*I rather dislike: Watchmen (If I were to adapt Watchmen, it would have looked a lot like this. I expect a professional director to be better than me. A soulless film with no creative voice behind it.) Sin City 2 (Love the original; this was such a disappointment)
*Haven't seen: The Tick (Shameful to admit since the Tick animated was my #12 pick and the series is one of my all-time favorite comics, but I somehow have not gotten around to watching this. I will.) Witchblade
"We live as though the world were as it should be, to show it what it can be." ~Angel
"For all their indisputable intelligence, men take this farce as something serious, and that is their tragedy." ~Brothers Karamazov
Post by Prince Hal on Dec 30, 2016 10:22:40 GMT -5
#6 Batman: The Animated Series (1992-95)

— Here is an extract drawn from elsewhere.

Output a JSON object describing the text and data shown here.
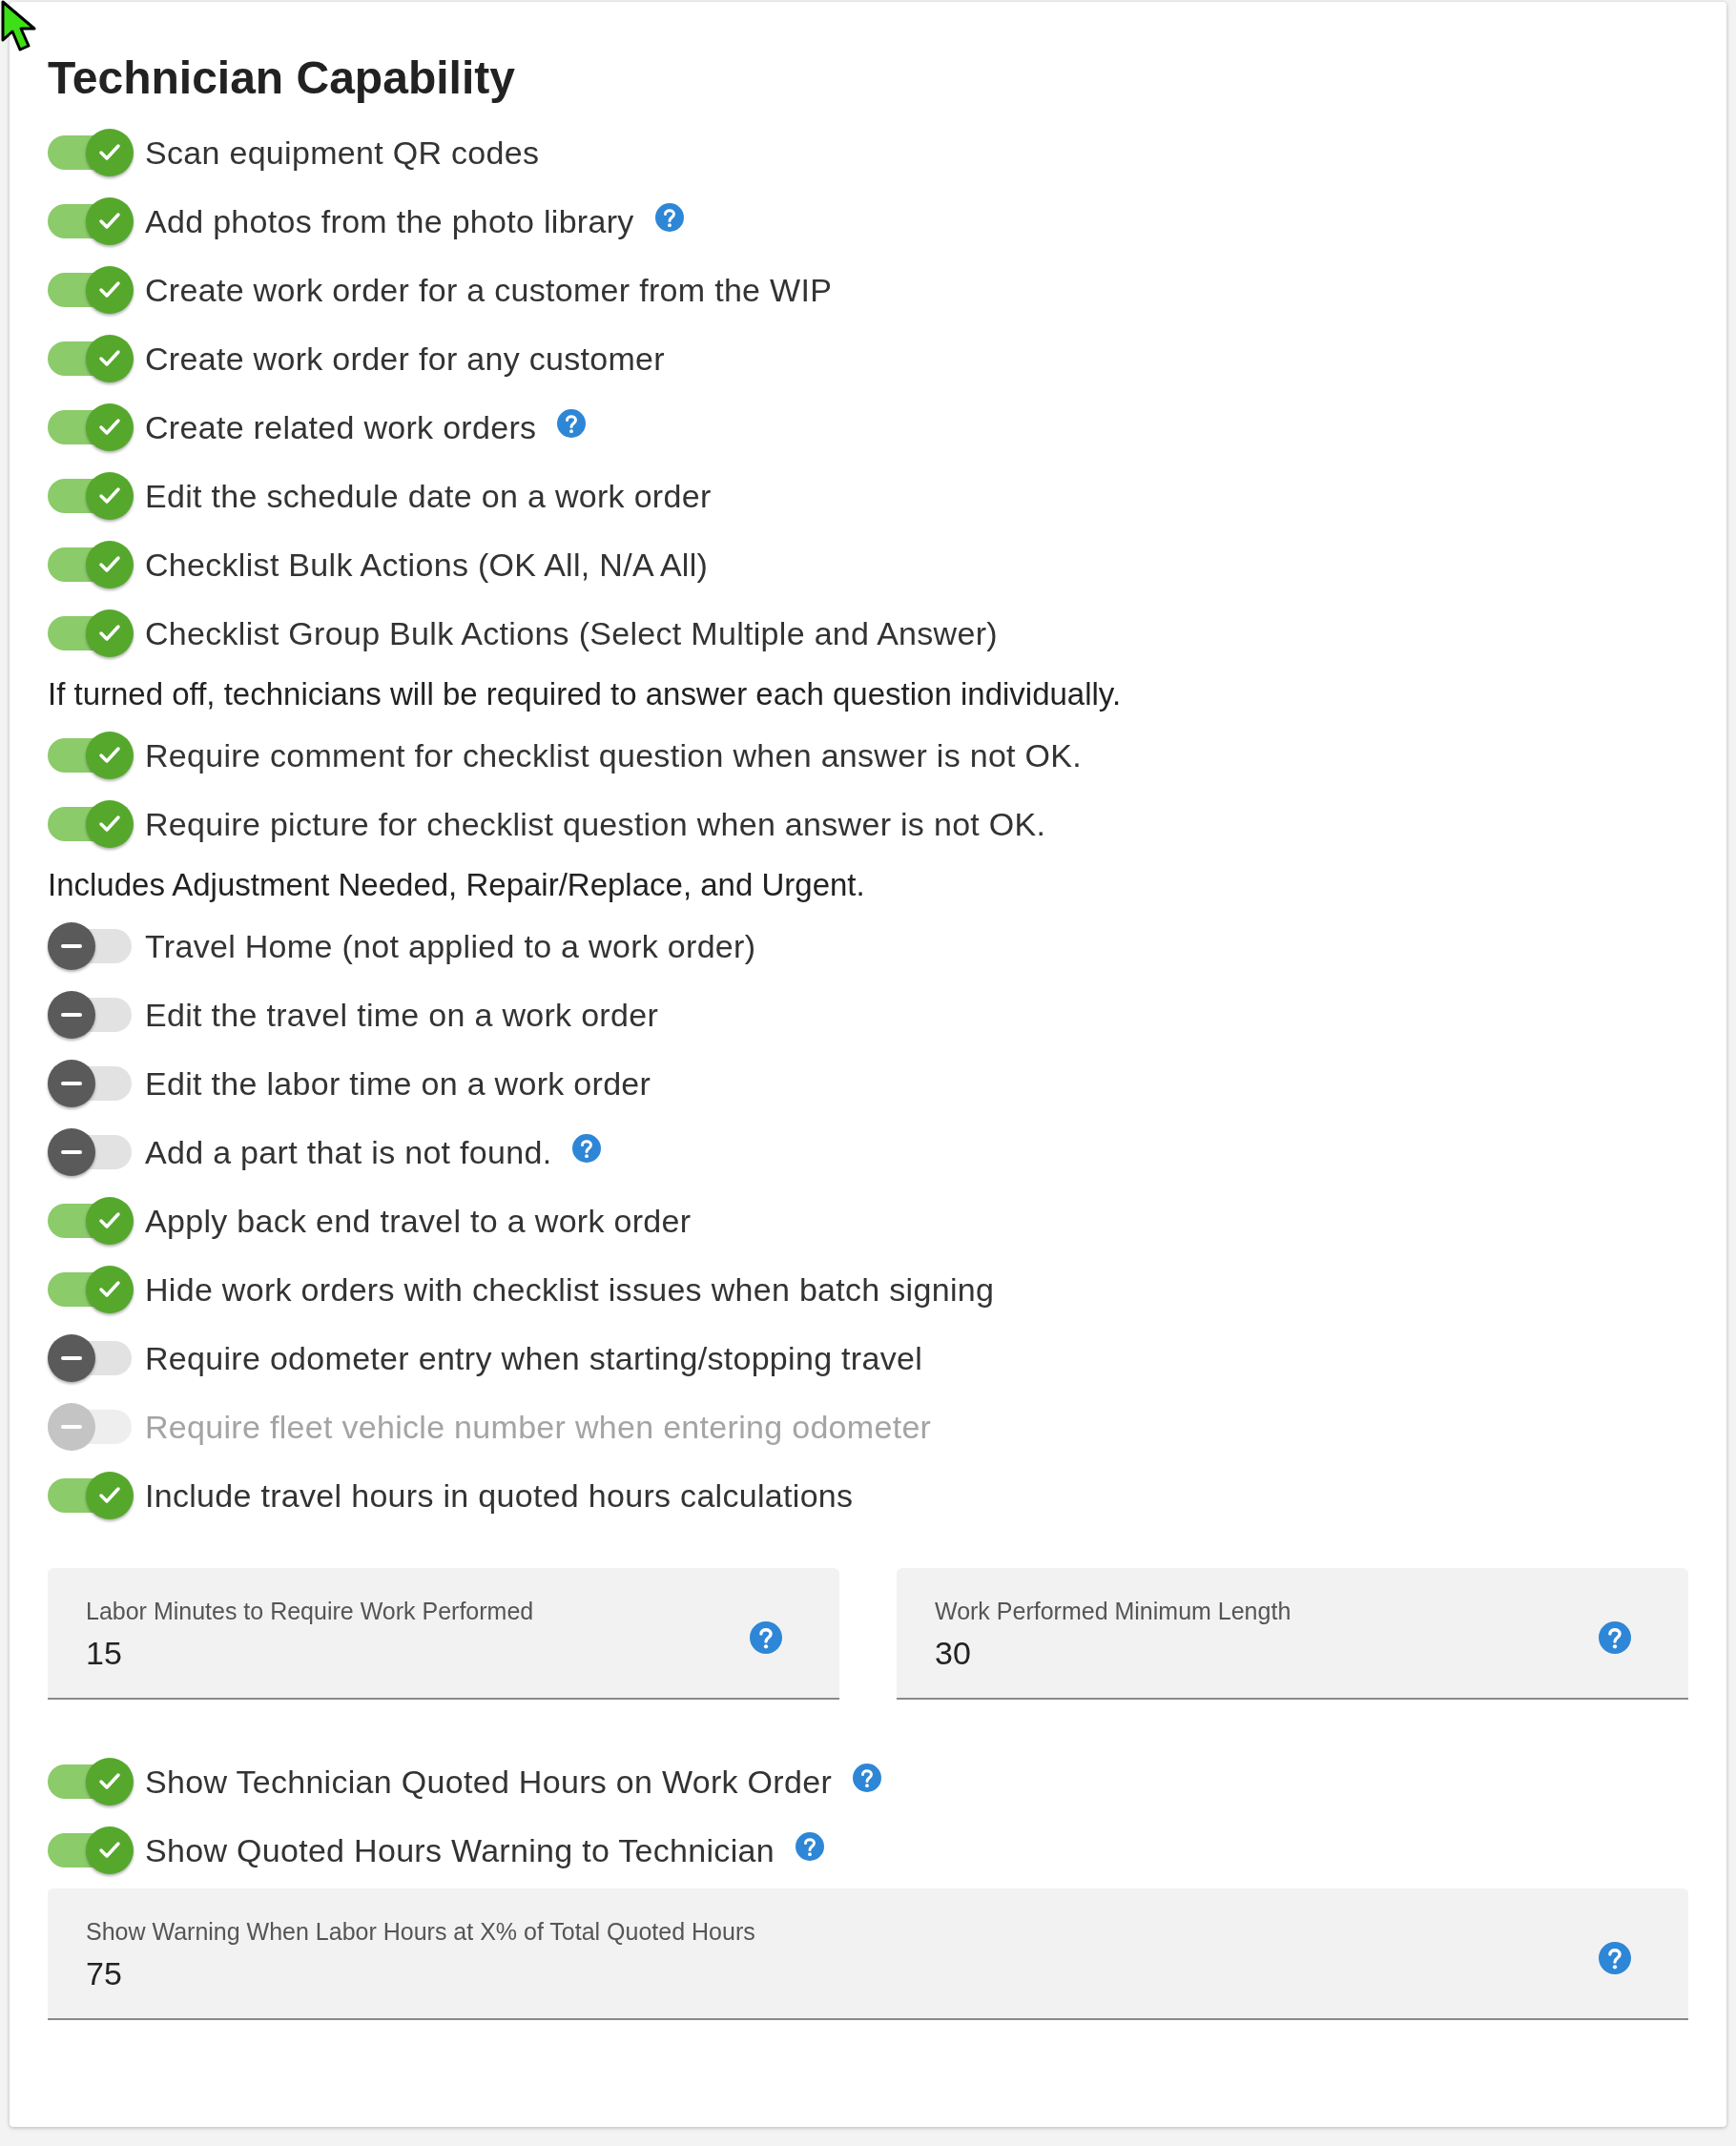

Many a poster has extolled the values of this series, so little I can add will be of value. I will say, though, that like quite a few of the entries here, it remains a favorite, however little I have seen of it since it first came on, because of the connection it forged between me and my children, especially my two boys.
(For my daughter, it was Duck Tales and the old 50s Lone Ranger series, which I would have included on this list but couldn’t, for obvious reasons.)
For me to have been able to share with them a well-made Batman series whose creators not only had an affection for the essence of the Batman character, but a respect for it as well, was a delight.
B:AS (like Duck Tales) inspired imaginative scenarios starring a slew of action figures from all kinds of “universes” set in block cities that wound up involving the boys’ trucks, planes, race cars and all manner of vehicles. But the fabled animated Batman figure was always the A-lister.
The series led to the boys’ reading every issue of the many Ty Templeton/ Paul Dini Batman titles and are a key reason that they retain a childlike love of detective and adventure stories of every stripe. (Foyle’s War is their latest obsession.)
Nuff said. We all loved it for its intelligence, its beautiful design, and its lack of condescension. It was one more way to strengthen a loving bond among us, which, I can tell you, is still there.
BTW, our favorite episode: “The Gray Ghost,” with Adam West
Last Edit: Dec 30, 2016 12:57:08 GMT -5 by Prince Hal
"The rarer action is In virtue than in vengeance." -- The Tempest, 5.1